● TASK STATEMENT
Please retype the records below exactly, leaving out any pictures.

[Data records for software interfaces]
—————

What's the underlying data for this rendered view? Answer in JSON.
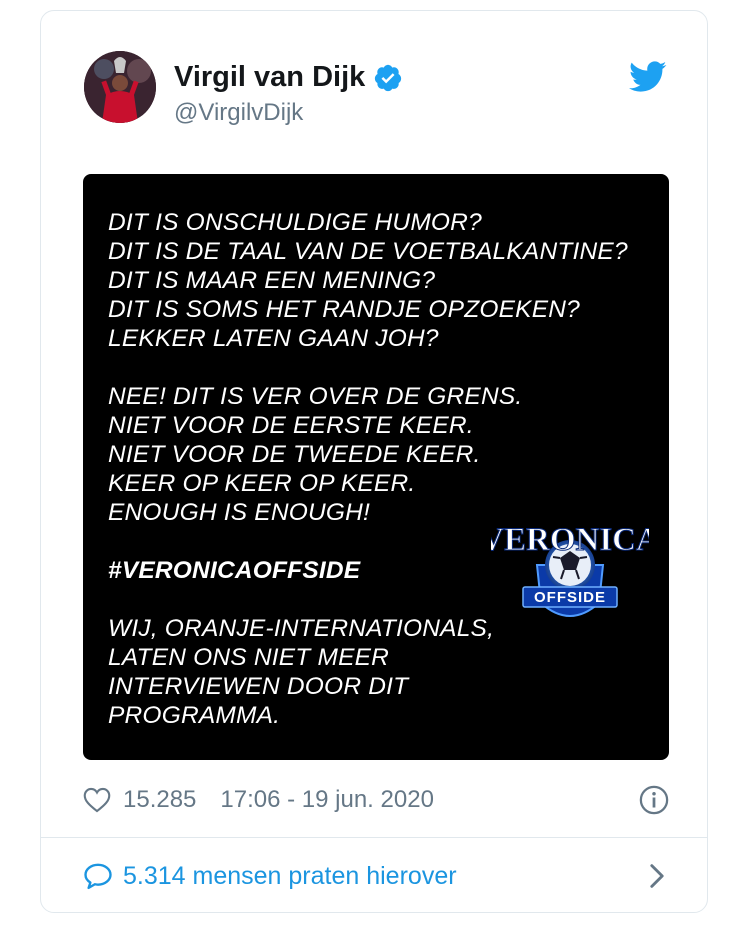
{
  "tweet": {
    "author_name": "Virgil van Dijk",
    "author_handle": "@VirgilvDijk",
    "verified": true,
    "image_text": [
      "DIT IS ONSCHULDIGE HUMOR?",
      "DIT IS DE TAAL VAN DE VOETBALKANTINE?",
      "DIT IS MAAR EEN MENING?",
      "DIT IS SOMS HET RANDJE OPZOEKEN?",
      "LEKKER LATEN GAAN JOH?",
      "",
      "NEE! DIT IS VER OVER DE GRENS.",
      "NIET VOOR DE EERSTE KEER.",
      "NIET VOOR DE TWEEDE KEER.",
      "KEER OP KEER OP KEER.",
      "ENOUGH IS ENOUGH!",
      "",
      "#VERONICAOFFSIDE",
      "",
      "WIJ, ORANJE-INTERNATIONALS,",
      "LATEN ONS NIET MEER",
      "INTERVIEWEN DOOR DIT",
      "PROGRAMMA."
    ],
    "logo_text_top": "VERONICA",
    "logo_text_bottom": "OFFSIDE",
    "likes": "15.285",
    "timestamp": "17:06 - 19 jun. 2020",
    "conversation_text": "5.314 mensen praten hierover"
  },
  "colors": {
    "twitter_blue": "#1da1f2",
    "link_blue": "#1b95e0",
    "secondary_text": "#657786",
    "border": "#e1e8ed"
  },
  "icons": [
    "twitter-bird-icon",
    "verified-badge-icon",
    "heart-icon",
    "info-icon",
    "reply-bubble-icon",
    "chevron-right-icon"
  ]
}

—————

● THE ANSWER
What's the underlying data for this rendered view? Answer in JSON.
{
  "tweet": {
    "author_name": "Virgil van Dijk",
    "author_handle": "@VirgilvDijk",
    "verified": true,
    "image_text": [
      "DIT IS ONSCHULDIGE HUMOR?",
      "DIT IS DE TAAL VAN DE VOETBALKANTINE?",
      "DIT IS MAAR EEN MENING?",
      "DIT IS SOMS HET RANDJE OPZOEKEN?",
      "LEKKER LATEN GAAN JOH?",
      "",
      "NEE! DIT IS VER OVER DE GRENS.",
      "NIET VOOR DE EERSTE KEER.",
      "NIET VOOR DE TWEEDE KEER.",
      "KEER OP KEER OP KEER.",
      "ENOUGH IS ENOUGH!",
      "",
      "#VERONICAOFFSIDE",
      "",
      "WIJ, ORANJE-INTERNATIONALS,",
      "LATEN ONS NIET MEER",
      "INTERVIEWEN DOOR DIT",
      "PROGRAMMA."
    ],
    "logo_text_top": "VERONICA",
    "logo_text_bottom": "OFFSIDE",
    "likes": "15.285",
    "timestamp": "17:06 - 19 jun. 2020",
    "conversation_text": "5.314 mensen praten hierover"
  },
  "colors": {
    "twitter_blue": "#1da1f2",
    "link_blue": "#1b95e0",
    "secondary_text": "#657786",
    "border": "#e1e8ed"
  },
  "icons": [
    "twitter-bird-icon",
    "verified-badge-icon",
    "heart-icon",
    "info-icon",
    "reply-bubble-icon",
    "chevron-right-icon"
  ]
}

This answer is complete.